AUGUSTA — Senate President Troy Jackson, D-Allagash, has filed a bill request to protect Maine wood hauling jobs and penalize forest landowners, who knowingly break the law by giving Maine wood hauling jobs to Canadians.
LR 3908, “An Act Regarding the Transportation of Products in the Forest Products Industry” would take away tax incentives for forest landowners that engage in this illegal practice, known as cabotage. Although it’s against the law, the lack of enforcement has led to the widespread use of this practice in the forest products industry.
“I’m sick and tired of powerful people getting away with breaking the rules at the expense of hardworking Mainers. Cabotage in the Maine woods is just another example,” said President Jackson. “This bill is about putting an end to a practice where landowners take jobs away from taxpaying Maine residents and give them to Canadians. The Canadian government looks out for their workers, as they should. Maine workers deserve the same protection.”

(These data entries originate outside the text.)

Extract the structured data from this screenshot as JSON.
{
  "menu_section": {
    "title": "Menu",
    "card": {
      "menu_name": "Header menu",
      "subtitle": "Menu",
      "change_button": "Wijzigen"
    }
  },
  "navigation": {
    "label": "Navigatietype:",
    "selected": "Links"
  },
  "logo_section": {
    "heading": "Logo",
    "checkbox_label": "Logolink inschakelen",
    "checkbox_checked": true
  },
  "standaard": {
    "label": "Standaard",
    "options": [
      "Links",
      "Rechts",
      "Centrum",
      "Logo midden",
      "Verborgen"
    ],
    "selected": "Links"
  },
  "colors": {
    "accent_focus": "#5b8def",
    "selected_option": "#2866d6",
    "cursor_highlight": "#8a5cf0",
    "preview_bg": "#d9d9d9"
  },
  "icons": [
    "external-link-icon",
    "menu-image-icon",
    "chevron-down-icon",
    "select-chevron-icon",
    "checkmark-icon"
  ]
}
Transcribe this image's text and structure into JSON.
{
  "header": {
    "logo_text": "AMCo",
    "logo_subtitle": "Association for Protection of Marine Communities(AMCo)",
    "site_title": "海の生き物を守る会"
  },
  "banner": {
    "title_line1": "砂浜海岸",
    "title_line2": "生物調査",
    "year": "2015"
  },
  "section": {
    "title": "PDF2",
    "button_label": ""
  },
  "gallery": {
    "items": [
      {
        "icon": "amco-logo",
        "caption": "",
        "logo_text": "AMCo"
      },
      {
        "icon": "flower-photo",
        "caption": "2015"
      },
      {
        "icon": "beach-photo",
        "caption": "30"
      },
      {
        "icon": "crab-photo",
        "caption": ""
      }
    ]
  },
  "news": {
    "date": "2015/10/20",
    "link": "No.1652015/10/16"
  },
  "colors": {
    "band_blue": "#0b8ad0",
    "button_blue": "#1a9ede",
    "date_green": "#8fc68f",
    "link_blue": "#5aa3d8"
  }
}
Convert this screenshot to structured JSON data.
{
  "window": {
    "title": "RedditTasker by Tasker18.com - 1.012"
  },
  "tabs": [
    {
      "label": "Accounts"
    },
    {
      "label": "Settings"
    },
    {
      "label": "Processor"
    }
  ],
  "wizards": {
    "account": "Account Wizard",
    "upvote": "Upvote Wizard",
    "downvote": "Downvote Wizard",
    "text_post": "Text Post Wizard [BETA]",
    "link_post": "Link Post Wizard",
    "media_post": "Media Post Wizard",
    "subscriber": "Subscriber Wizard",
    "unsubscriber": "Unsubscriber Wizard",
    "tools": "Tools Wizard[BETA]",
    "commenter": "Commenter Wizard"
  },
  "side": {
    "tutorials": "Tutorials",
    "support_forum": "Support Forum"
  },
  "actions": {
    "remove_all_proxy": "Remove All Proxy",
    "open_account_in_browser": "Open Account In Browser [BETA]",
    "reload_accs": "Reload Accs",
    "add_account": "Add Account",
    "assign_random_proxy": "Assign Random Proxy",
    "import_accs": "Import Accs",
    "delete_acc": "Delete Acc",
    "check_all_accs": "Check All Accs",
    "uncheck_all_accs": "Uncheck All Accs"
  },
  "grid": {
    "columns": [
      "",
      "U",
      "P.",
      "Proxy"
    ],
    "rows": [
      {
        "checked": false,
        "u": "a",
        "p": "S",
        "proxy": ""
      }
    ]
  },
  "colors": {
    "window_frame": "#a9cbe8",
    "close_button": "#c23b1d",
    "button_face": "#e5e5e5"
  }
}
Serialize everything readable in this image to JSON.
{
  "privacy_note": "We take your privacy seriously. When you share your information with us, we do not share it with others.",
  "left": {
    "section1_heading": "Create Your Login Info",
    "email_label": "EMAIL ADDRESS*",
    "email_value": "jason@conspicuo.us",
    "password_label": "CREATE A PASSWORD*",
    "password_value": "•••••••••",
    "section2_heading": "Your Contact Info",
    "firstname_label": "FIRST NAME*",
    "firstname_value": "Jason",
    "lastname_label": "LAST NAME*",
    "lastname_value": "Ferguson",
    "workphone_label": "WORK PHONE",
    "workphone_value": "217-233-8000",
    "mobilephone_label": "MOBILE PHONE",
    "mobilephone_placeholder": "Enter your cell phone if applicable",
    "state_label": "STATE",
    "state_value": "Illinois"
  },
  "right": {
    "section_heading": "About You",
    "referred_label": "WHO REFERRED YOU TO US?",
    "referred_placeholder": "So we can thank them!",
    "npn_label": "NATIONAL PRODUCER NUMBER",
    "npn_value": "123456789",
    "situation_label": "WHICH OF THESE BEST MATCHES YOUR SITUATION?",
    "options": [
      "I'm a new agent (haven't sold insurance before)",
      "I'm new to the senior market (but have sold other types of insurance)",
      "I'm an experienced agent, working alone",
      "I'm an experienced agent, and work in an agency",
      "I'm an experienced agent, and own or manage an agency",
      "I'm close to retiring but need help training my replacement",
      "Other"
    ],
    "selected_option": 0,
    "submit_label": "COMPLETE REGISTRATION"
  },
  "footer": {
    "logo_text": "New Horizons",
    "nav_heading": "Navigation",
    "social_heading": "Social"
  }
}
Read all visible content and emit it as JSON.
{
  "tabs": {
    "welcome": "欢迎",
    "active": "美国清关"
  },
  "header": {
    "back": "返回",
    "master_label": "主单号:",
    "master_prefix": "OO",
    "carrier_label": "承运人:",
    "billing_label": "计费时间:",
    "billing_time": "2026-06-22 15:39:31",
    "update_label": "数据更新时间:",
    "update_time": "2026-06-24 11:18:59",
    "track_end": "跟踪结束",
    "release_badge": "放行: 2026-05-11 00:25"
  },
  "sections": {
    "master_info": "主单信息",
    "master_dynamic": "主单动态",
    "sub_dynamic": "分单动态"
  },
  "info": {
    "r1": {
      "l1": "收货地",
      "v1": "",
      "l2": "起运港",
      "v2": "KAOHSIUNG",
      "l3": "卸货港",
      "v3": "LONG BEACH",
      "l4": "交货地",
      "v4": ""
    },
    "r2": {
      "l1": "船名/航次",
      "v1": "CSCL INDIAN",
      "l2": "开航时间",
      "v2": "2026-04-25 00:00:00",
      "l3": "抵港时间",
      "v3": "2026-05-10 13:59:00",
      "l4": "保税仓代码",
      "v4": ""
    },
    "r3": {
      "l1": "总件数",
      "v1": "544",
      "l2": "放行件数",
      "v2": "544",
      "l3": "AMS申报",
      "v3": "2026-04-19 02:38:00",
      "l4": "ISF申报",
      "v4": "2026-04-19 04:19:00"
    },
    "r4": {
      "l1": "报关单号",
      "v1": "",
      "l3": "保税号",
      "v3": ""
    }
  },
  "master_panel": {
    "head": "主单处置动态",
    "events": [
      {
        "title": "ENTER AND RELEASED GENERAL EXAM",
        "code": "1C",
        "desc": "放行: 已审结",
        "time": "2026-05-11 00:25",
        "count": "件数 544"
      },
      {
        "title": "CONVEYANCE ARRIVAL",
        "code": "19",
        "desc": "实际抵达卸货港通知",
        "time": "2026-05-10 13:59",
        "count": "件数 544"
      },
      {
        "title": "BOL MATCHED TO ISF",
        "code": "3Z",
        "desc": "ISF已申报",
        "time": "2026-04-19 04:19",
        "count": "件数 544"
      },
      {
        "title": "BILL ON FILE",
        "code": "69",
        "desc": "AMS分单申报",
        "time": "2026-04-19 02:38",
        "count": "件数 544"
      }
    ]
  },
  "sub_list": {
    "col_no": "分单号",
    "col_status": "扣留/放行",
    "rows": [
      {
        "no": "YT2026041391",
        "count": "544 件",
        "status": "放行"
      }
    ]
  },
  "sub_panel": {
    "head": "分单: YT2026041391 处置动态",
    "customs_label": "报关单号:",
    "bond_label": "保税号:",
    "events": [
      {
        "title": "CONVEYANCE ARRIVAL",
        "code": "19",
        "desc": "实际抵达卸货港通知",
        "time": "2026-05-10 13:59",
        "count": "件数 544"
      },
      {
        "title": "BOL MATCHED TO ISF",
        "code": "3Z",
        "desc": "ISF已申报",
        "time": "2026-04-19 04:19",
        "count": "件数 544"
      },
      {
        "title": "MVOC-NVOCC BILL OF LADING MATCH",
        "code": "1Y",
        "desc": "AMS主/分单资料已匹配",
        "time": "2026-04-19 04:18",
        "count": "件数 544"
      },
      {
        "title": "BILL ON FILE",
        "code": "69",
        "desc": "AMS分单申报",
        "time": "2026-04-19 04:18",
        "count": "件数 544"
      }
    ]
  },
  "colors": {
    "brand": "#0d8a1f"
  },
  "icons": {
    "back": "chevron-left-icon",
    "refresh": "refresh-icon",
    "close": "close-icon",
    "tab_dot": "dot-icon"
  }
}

Under current law, Canadian trucking companies are allowed to bring goods into the U.S. and bring goods back to their country of residence. However, the law explicitly states that Canadian trucking companies cannot transfer goods from one location in Maine to another, taking jobs away from Maine residents. Unfortunately, Canadian trucking companies will enter the state to either pick up goods or make deliveries between the two countries, but along the way, these companies will pick up and deliver goods within the state. This is cabotage and is clearly against the law.
“If forest landowners are going to break the rules and cheat Maine taxpayers, then they don’t deserve to get tax incentives subsidized by the hardworking residents of this state,” said President Jackson.
Much like in the woods, the use of Canadian truckers to deliver goods within the state takes jobs away from Maine residents and depresses wages. Canadian labor is significantly cheaper due to the exchange rate and the Canadian National Health Care System.
Bill requests submitted for consideration during the Second Regular Session must be approved by a majority of the 10-member Legislative Council. The Council is comprised of legislative leadership in both the Senate and the House. Legislative Council is scheduled to meet on Wednesday, Oct. 23 to vote on bill requests.